Not so long ago, economists resigned themselves to the fact that recession is just a part of the economic cycle. Then came John Maynard Keynes who shattered that dogma and revolutionized the science of economics. Will “Keynesian Economics” save us from the harmful effects of the business cycle?
By: Ringo Bones and Vanessa Uy
Despite the problems affecting our global economy like sub prime mortgage exposure and the worrying trend of economic recession, we often tend to forget the fact that business conditions have always been fluid and dynamic. One year, the markets are booming and bullish with jobs aplenty. Another year, the stock market goes into a free fall, and bankruptcy courts become more crowded than the Tokyo Subway at rush hour. As chronicled in our economic history books: recession, expansion, then recession follows a sequential saga. And in the memory of the bad old days of ruthless capitalism that brought us Black Tuesday – October 29, 1929 – the day the stock market crashed. Tales chronicling the “Great Depression” even mentioned about banks failing by the thousands and a very drastic slowdown of the US economy that weeds started to grow on the materialistic self-complacent provincialism of Main Street.
America’s post-World War II economy which is largely – if not totally – governed by the principles laid out by John Maynard Keynes in the hopes of making the 1929 “Black Tuesday” incident just an ugly footnote of the American economic history. Thus in the United States, pure capitalism has gradually given way to a mixed economy, in which the government shapes the tax and fiscal policies to stabilize the ups and downs of business. “Keynesian Economics” which is viewed by “conservative” Americans with disdain because it tends to undermine the Protestant / Calvinist work ethic that helped built the American nation, which in turn downgrades productivity. Government “over regulation” of industries like the savings and loans has resulted only in disaster. Despite of it’s detractors, the economic policies laid out by John Maynard Keynes gain widespread praise by economists for keeping a full-blown economic depression from ever happening again. But as the Federal Reserve Board acts to control the money supply and counteract the business cycle, can we really conclude that recessions are a thing of the past?

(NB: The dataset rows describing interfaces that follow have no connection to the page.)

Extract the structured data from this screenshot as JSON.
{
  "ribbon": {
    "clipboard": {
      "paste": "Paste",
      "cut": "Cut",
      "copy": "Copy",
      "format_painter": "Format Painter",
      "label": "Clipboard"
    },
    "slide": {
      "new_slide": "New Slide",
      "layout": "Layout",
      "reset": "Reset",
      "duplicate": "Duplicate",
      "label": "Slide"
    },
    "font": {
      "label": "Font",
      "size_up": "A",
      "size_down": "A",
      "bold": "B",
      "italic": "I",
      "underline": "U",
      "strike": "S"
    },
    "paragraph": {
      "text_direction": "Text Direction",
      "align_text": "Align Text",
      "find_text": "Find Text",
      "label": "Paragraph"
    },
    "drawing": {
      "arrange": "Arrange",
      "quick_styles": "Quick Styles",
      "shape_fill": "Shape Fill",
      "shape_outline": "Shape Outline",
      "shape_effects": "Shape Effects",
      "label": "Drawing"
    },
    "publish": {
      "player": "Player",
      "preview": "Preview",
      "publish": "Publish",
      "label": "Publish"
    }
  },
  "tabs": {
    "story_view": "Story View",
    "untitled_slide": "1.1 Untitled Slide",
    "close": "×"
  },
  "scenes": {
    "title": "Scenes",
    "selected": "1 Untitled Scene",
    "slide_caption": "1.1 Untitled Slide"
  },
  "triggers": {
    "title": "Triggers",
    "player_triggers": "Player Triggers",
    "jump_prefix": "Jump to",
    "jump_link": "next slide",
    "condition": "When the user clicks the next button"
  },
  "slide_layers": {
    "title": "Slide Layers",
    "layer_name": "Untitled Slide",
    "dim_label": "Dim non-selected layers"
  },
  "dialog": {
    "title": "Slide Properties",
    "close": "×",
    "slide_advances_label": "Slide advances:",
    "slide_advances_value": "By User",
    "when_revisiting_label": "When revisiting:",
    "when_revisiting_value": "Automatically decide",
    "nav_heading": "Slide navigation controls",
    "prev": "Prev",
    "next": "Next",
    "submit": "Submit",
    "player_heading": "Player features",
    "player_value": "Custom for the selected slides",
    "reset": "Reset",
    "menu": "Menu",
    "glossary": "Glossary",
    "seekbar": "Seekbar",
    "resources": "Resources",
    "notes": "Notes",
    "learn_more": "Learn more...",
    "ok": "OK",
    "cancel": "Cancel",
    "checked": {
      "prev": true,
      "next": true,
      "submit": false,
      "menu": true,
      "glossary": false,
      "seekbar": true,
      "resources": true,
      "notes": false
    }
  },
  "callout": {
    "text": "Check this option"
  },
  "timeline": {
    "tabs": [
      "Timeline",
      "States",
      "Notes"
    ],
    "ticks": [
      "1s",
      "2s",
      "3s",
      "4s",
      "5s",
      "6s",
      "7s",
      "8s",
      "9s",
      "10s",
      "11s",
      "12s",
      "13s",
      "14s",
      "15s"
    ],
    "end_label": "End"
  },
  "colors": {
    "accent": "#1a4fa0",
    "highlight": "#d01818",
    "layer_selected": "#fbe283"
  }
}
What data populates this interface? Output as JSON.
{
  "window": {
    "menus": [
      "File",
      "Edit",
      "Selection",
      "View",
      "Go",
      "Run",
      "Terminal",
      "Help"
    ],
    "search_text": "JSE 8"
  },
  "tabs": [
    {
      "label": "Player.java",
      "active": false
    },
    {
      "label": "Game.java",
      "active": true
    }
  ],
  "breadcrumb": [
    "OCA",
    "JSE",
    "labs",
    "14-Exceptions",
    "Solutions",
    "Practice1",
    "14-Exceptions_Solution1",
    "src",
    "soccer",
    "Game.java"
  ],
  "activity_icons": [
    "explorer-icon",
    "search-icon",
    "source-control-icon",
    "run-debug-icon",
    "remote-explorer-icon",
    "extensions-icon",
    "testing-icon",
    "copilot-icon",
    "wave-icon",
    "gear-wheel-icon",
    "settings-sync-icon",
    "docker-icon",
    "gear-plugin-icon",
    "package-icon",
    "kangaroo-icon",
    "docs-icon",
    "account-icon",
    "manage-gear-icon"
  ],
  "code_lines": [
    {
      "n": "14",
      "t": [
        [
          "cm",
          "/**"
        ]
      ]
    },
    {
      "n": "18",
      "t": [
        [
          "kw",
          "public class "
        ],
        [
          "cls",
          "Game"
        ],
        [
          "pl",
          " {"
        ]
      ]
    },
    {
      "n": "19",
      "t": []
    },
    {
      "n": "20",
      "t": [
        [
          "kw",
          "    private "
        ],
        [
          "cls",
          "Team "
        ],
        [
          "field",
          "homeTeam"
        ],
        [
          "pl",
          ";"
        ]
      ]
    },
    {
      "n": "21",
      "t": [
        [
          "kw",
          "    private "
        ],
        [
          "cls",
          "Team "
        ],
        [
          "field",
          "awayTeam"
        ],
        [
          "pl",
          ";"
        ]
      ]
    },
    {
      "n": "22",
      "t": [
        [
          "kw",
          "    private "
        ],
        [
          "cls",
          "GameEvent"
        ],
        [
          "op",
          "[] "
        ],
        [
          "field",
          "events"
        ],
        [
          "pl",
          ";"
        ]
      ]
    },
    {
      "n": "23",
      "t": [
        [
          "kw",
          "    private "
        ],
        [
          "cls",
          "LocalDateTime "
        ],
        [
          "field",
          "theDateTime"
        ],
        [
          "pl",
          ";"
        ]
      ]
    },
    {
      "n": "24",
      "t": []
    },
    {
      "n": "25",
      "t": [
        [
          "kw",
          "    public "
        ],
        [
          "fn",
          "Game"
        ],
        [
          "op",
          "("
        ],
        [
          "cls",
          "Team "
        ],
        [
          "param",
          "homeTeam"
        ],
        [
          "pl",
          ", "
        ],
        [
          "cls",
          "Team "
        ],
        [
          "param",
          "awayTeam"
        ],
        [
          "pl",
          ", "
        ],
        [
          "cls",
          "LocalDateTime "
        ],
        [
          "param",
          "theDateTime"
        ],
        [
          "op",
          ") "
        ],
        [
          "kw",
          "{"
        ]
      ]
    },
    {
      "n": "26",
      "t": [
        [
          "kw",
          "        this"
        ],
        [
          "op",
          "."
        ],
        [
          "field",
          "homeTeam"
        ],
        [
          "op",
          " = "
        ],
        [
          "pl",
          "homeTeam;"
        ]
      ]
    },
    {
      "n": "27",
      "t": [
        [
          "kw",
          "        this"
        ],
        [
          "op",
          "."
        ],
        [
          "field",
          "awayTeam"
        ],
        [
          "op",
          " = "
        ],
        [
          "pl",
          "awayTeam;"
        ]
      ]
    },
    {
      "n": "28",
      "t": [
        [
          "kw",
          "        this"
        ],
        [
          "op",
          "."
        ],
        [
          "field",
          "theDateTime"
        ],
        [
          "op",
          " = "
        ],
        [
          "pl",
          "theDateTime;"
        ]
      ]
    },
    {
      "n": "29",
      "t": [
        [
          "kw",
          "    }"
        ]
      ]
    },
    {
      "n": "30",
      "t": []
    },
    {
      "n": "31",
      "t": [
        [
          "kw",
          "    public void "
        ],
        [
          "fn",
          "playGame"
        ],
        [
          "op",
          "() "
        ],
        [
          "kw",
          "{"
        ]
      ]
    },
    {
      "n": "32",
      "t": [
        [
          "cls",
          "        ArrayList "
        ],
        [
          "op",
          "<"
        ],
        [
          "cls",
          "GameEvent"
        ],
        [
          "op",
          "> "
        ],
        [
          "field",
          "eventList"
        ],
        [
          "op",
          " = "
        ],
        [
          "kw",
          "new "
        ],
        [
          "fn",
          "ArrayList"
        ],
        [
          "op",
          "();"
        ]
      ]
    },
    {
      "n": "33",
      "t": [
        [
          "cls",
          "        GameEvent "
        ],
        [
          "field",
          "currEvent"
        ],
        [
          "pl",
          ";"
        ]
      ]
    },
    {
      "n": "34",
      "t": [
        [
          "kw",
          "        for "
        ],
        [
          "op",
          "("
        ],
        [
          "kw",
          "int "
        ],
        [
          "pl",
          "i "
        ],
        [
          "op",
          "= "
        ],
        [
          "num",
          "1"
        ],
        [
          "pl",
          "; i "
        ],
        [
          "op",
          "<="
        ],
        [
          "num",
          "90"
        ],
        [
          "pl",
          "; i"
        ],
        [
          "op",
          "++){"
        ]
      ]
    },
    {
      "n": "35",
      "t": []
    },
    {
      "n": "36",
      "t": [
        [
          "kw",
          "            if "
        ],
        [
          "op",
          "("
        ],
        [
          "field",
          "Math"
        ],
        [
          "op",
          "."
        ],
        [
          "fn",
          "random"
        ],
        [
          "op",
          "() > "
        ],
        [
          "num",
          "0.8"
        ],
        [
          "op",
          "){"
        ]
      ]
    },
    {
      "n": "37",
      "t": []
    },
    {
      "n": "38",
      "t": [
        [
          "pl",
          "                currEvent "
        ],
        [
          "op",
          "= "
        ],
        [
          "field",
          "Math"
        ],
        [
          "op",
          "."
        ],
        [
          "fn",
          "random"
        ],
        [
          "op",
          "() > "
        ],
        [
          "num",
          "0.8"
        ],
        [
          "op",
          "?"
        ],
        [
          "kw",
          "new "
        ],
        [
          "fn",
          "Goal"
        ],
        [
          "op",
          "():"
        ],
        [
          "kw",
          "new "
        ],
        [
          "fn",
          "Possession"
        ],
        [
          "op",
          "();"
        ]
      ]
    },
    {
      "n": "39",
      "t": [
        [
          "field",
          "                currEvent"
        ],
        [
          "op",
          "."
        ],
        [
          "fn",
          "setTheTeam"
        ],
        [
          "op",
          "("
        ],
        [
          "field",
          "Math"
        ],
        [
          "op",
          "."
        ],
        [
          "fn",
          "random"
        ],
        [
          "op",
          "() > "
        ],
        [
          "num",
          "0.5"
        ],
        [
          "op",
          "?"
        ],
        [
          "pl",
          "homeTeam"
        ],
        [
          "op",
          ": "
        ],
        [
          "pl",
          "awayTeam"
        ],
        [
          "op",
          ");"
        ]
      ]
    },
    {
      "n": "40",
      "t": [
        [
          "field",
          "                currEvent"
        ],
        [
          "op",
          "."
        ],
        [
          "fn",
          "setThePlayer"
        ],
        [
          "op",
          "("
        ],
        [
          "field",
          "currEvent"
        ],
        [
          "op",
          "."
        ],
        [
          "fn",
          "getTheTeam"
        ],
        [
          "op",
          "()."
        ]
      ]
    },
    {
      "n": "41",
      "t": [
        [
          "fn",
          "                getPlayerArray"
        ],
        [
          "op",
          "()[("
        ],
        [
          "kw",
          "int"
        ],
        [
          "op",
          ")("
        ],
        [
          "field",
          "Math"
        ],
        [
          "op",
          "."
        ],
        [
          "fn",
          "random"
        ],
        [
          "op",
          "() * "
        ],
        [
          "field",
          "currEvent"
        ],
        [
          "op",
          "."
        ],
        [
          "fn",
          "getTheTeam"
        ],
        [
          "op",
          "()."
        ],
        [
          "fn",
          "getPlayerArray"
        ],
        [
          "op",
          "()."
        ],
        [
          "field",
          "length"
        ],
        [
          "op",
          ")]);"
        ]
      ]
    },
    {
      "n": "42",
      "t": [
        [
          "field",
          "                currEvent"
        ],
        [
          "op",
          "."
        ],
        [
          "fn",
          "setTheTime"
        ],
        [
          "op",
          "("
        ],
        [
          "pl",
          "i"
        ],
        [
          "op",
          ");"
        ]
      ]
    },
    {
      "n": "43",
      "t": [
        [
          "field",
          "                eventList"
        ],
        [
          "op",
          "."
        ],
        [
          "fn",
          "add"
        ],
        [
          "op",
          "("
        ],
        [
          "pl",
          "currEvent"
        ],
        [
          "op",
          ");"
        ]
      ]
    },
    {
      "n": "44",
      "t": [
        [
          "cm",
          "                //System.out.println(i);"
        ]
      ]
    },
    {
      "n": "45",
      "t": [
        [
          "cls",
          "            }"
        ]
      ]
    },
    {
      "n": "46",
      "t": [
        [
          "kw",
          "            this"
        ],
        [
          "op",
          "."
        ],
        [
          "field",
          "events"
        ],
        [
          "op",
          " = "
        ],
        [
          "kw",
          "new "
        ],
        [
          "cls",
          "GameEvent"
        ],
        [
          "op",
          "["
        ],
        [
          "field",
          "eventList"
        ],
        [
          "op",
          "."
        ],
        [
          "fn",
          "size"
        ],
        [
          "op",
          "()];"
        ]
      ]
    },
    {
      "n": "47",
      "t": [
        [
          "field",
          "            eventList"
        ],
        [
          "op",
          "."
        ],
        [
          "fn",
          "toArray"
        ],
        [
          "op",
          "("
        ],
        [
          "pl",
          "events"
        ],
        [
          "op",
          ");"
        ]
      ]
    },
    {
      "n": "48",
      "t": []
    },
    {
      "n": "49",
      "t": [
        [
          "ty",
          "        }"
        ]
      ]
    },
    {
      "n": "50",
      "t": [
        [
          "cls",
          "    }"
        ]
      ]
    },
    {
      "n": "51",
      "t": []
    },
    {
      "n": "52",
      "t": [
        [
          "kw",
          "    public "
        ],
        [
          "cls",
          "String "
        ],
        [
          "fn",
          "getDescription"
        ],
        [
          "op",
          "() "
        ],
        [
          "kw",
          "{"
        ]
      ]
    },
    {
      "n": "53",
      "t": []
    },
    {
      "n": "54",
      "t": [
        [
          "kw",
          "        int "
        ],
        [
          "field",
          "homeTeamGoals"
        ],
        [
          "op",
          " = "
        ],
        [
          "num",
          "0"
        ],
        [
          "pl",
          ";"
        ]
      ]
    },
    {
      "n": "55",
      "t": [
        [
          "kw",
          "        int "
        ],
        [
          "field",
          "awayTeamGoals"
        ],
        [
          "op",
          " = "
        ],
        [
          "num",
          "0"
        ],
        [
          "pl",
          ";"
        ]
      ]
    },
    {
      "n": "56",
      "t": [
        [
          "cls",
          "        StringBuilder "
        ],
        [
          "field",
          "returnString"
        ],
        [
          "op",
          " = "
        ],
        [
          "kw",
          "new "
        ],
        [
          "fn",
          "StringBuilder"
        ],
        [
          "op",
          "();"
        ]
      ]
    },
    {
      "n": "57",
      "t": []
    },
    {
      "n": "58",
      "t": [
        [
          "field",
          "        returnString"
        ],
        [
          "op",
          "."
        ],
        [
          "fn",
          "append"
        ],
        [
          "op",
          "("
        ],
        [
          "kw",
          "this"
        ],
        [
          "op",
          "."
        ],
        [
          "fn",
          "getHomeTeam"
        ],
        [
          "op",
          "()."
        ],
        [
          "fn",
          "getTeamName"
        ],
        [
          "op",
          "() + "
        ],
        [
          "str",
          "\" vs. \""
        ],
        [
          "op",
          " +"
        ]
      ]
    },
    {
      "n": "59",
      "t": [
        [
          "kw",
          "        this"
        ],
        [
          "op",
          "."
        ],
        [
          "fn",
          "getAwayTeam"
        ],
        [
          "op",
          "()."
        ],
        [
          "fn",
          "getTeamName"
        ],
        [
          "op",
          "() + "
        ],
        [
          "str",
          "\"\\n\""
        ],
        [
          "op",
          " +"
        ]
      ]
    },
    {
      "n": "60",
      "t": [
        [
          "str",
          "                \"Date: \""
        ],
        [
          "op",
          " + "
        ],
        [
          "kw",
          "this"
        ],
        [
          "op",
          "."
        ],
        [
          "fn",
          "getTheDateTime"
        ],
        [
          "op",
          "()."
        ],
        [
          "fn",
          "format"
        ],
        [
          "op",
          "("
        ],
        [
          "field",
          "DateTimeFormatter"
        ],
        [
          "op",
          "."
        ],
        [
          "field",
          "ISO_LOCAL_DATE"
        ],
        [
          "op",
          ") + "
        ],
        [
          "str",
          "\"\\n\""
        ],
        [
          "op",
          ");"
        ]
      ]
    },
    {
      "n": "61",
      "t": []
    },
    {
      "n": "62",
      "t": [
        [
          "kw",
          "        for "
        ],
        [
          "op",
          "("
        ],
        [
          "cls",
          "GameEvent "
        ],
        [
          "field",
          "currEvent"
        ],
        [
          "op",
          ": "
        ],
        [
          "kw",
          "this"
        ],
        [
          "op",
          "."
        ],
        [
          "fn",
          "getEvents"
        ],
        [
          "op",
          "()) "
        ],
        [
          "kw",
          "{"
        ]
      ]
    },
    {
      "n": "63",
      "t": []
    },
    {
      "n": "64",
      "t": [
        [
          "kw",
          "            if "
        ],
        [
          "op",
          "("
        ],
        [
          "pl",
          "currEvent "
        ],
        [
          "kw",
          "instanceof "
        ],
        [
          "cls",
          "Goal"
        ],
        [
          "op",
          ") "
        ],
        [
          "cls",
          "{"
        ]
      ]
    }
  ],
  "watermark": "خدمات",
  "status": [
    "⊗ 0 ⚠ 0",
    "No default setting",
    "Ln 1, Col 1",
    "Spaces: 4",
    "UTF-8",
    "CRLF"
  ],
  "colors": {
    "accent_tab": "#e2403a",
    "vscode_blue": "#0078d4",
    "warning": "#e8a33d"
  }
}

But economists tend to forget that economics – in general – is primarily greed driven. The promise of rich rewards / gains despite atrocious levels of risks is what makes traders take foolhardy decisions at the expense of their representative investors’ funds. And yet we can take real comfort in the fact that economic recessions are milder in the “Keynesian Mixed Economy” environment than they where under the pre - New Deal capitalism. And if they occur, post – World War II economic recessions are also shorter in duration and much rarer in occurrence. Let’s just hope that our current post – sub prime mortgage / credit crunch 2008 will follow this trend. Maybe the “worries” that made our grandparents and great grandparents gray and wrinkled is something that the under 25s will scarcely know.